The Minister now understands clearly-and probably has done from the beginning-that there is acute concern about the Bill. He also understands, which perhaps other people do not immediately understand, that there is a great deal of support for some structure or agreement on how we can reform these bodies. Is it not possible to perhaps come back to the House on the sunset clause and, in the mean time, talks could take place between the parties and the Cross-Benches on what would be a good model to bring before the House in five years' time? We could end up with better legislation, even if it takes five years to get it.
I thank the noble Lord, Lord Soley, for that suggestion. It is well intentioned and reflects a course of action which is open to the Government. At the moment, I believe there are ways of sunsetting within the Bill as it currently stands which might be used positively to enable the Bill to be used to better effect. I should like to use the time between now and Report to be able to discuss that, which is why I am asking the noble Baroness to withdraw her amendment. This matter has been raised in our discussions outside the Chamber.
Did I understand the Minister to say that the further conversations he would undertake with my noble friend would concern the possible sunsetting of the entire Bill? He elided his comments about some sections of the Bill with a comment that he would be prepared to discuss the sunsetting of Clause 11. I think that my noble friend's concern goes considerably wider than Clause 11. Could he clarify what he is prepared to consider sunsetting?
I am prepared to consider everything. I do not rule anything out, because that is the wrong way to approach discussions. I gave an indication, however, of the implications of different sunsetting. Sunsetting the whole Bill would mean that we would need another Bill in five years, if it was determined that that was necessary. Sunsetting clauses of the Bill is a different approach. I have also made it clear in my response to the amendment that the Government are looking at the interaction of Clause 11 and Schedule 7, and at whether sunsetting might help relieve some of the anxieties, well expressed across the Chamber, about those sections. I hope that I have been pretty open about where we are looking at sunsetting. I assure the noble Baroness that, should she withdraw her amendment, we would enjoy discussing this matter with her and other Members of the House who have expressed an interest.

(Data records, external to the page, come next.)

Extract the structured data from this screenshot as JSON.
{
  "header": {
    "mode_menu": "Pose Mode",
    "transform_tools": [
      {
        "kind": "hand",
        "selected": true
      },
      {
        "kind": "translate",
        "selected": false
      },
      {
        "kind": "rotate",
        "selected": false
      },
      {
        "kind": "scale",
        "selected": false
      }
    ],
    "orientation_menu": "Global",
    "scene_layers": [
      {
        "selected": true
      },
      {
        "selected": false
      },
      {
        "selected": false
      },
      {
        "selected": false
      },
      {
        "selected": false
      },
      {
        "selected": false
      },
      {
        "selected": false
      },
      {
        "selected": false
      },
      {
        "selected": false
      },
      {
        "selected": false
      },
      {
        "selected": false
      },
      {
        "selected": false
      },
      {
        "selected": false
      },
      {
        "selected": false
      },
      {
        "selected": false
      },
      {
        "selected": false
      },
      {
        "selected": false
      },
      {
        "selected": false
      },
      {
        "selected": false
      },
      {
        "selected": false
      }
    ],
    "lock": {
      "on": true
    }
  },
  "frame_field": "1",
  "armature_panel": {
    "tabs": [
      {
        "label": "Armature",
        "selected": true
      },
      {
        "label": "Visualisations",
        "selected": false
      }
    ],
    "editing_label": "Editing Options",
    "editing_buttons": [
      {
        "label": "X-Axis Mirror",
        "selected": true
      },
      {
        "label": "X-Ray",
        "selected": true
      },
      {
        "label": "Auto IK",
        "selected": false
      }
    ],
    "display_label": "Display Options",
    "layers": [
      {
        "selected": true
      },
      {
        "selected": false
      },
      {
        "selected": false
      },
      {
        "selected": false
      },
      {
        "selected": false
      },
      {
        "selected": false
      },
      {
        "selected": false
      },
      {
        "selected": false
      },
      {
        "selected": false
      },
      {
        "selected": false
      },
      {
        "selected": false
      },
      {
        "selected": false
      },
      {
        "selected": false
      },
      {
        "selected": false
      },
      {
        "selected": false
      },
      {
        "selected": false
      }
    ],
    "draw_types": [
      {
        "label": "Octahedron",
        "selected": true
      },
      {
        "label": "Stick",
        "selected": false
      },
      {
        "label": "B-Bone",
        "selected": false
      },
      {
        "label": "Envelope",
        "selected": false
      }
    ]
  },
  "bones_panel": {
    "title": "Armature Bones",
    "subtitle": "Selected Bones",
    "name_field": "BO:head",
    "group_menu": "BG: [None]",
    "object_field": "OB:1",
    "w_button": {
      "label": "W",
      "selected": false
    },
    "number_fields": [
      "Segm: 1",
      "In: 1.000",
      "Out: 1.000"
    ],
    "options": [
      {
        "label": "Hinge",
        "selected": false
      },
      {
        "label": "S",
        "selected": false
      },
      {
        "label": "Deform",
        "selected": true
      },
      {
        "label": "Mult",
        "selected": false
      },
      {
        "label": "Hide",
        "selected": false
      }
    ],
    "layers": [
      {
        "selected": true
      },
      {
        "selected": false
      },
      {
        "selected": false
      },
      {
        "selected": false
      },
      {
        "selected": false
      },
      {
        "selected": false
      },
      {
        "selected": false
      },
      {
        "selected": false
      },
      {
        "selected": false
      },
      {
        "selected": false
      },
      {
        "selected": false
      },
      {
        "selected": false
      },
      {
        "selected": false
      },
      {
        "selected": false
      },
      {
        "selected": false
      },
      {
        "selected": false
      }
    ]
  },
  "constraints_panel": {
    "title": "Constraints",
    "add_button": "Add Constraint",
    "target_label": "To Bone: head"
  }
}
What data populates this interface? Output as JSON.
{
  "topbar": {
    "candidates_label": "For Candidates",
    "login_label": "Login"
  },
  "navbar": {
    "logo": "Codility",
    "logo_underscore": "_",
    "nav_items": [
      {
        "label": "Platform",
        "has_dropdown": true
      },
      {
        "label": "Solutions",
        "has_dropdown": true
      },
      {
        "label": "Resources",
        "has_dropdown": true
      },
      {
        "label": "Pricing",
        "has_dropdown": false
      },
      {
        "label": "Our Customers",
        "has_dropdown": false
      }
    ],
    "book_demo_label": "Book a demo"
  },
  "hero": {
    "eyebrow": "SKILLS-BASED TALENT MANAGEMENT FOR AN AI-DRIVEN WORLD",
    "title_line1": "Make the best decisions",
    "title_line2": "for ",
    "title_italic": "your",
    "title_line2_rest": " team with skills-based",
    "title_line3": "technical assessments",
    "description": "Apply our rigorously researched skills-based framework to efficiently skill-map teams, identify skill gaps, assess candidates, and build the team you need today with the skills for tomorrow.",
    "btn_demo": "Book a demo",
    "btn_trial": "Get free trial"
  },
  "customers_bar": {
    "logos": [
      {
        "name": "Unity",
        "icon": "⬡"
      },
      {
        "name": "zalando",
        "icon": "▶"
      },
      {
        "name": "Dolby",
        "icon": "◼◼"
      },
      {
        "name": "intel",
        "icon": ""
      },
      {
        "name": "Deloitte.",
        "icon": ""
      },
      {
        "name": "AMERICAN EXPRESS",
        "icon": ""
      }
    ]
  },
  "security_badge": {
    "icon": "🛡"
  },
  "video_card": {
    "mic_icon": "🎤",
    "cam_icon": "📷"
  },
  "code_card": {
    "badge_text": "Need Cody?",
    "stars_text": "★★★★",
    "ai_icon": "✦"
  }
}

My Lords, I am grateful to the Minister for his response to my amendments. I think that he has said that he is willing to consider sunsetting the whole Bill as well as specific clauses within it. He is nodding his head, so I take it that that is so. I shall therefore not press my amendments. I look forward to discussions with the Minister and the Bill team. My noble friend Lord Soley suggested that we might try to do this on a whole-House basis. I realise that one does not have representatives from the Cross-Benches, but if we can ensure that someone from those Benches who is particularly concerned about this aspect of the Bill is present, together with somebody from the Liberal Democrats and the Conservatives-because they would perhaps have different views-I shall willingly withdraw my amendment.
Amendment 2 withdrawn.